| The world’s largest Hindu temple complex built in the nineteenth century AD, which in 1991 was inscribed on UNESCO World Heritage List. Abandoned shortly after built, probably due to the explosion of the volcano Merapi and destruction that arose during the eruption. For hundreds of years forgotten and hidden in the jungle was discovered by the British. The complex originally consisted of about 240 temples, most of which lies in ruins. The largest temple is 47 meters high. Since the mid-twentieth century Prambanan is being rebuilt and restored. In 2006, it suffered again from earthquakes. I read many comments that the temple is so-so especially next to the very famous Borobudur, compared to Angkor does not really count. I cannot agree with that. I must admit I have not seen Angkor Wat live but I visited many, various temples and certainly I can’t say that visiting Prambanan is a waste of time. In my opinion it is worth going there, it’s very close to Yogyakarta and one hour is enough.

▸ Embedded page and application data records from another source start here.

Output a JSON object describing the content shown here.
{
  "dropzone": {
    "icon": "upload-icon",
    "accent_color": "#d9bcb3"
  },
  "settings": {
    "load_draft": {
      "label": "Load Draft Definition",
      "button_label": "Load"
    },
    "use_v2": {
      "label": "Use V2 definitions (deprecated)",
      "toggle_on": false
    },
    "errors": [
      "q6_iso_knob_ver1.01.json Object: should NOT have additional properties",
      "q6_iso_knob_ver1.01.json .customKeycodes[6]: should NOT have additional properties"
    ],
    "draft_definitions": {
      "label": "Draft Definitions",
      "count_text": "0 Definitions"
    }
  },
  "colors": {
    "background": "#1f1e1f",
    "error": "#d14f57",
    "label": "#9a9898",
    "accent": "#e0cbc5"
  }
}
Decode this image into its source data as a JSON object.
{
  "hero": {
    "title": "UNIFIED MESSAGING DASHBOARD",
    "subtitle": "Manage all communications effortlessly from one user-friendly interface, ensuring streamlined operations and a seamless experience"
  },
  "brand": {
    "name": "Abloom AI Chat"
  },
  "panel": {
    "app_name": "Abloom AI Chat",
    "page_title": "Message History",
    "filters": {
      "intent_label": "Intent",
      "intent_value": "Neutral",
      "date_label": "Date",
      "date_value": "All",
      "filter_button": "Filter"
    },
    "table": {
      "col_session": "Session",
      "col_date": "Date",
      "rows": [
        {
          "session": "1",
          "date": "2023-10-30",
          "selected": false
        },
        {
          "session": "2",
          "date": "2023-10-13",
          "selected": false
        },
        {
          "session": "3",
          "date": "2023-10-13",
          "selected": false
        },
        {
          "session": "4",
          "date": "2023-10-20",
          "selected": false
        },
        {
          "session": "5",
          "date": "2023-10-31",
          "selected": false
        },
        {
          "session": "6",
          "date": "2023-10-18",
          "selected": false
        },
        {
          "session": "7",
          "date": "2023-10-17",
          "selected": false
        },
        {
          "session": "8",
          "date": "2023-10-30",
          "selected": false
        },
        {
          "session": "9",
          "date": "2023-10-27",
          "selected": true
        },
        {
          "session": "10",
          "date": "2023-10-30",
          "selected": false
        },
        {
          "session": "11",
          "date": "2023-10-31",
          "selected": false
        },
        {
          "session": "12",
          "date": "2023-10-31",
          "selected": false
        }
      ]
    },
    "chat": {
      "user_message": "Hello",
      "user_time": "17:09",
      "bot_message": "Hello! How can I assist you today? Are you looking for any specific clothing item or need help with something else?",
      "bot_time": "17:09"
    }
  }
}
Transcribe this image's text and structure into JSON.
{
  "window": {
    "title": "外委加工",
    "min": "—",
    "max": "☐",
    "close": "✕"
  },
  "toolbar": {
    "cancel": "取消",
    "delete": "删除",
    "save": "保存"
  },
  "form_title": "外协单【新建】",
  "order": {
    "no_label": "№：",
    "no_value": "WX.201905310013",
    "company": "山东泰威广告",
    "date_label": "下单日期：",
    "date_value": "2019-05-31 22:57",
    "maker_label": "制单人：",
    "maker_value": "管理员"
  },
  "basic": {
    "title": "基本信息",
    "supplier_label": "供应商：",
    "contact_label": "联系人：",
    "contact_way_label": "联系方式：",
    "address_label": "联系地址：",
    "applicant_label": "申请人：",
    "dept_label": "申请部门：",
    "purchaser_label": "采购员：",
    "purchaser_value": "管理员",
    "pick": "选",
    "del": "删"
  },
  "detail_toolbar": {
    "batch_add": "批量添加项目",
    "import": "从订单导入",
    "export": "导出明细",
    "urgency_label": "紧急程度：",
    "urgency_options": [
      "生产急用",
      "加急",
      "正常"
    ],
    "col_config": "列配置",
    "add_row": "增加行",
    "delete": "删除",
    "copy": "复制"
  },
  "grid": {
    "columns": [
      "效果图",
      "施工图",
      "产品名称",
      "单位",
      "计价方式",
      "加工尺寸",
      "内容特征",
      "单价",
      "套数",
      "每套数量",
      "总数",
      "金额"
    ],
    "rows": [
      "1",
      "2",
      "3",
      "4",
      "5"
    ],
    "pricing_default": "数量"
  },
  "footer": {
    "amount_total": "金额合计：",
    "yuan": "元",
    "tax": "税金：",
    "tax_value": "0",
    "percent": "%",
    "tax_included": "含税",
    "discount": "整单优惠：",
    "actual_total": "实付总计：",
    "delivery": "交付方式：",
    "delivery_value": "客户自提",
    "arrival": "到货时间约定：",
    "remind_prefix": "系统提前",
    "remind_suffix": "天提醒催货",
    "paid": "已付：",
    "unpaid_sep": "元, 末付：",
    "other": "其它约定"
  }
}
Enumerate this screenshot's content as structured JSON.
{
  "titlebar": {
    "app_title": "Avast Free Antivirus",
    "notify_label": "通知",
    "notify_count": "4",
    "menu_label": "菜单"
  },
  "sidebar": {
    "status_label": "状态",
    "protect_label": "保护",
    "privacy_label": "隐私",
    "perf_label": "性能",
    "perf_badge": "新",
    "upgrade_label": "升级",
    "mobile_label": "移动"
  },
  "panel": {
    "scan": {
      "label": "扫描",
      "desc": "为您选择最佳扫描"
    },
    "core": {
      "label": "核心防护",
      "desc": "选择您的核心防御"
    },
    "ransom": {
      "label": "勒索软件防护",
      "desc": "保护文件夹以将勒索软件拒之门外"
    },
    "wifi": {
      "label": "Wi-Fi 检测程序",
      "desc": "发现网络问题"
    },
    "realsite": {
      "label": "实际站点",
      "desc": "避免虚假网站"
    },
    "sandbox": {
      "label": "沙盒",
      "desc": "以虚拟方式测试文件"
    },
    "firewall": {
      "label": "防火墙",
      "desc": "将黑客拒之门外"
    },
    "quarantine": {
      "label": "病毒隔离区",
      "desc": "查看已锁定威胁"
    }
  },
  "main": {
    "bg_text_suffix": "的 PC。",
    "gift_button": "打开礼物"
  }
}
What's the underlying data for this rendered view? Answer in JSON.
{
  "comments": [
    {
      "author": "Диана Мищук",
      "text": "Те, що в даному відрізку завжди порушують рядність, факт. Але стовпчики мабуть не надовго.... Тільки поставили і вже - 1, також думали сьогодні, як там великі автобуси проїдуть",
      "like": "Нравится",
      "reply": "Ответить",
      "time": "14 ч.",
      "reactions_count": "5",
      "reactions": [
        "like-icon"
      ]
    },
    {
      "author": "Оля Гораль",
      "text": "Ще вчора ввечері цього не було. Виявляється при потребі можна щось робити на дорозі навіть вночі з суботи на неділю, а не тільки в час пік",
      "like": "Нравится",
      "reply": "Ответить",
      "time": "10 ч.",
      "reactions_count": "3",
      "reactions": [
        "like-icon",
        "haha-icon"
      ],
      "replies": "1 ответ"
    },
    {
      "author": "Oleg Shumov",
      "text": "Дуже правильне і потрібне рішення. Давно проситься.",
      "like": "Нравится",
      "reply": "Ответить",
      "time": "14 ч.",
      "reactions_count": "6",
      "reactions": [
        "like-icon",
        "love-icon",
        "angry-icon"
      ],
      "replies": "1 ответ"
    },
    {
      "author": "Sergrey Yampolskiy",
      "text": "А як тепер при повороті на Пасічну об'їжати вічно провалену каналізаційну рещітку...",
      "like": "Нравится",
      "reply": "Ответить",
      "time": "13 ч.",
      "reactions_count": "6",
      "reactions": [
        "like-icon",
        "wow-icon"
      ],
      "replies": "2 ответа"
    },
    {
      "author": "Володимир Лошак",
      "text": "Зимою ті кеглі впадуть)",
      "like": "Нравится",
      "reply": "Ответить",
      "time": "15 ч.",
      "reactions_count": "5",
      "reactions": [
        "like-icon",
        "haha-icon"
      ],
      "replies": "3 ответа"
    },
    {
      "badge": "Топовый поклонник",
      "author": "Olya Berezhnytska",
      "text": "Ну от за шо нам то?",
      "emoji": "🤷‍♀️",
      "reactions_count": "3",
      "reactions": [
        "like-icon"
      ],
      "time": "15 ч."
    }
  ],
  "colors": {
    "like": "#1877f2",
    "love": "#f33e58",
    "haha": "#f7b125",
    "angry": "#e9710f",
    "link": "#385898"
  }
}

| Like the whole Bali quite stuffed with tourists, but I didn’t feel overwhelmed with that. The city is nice, has a peaceful atmosphere, even though there is lots of traffic you can feel the charm of this island. City itself gives various possibilities to have a good time, but it is also a good starting point (much like tiny Amed). We decided to avoid Kuta and spend a few days in Ubud. There we visited the Monkey Forest, beautiful rice terraces just outside the city, several temples in the area and located a little further the famous Tanah Lot. You can also do nice shopping and bargain in pleasant Balinese atmosphere ;)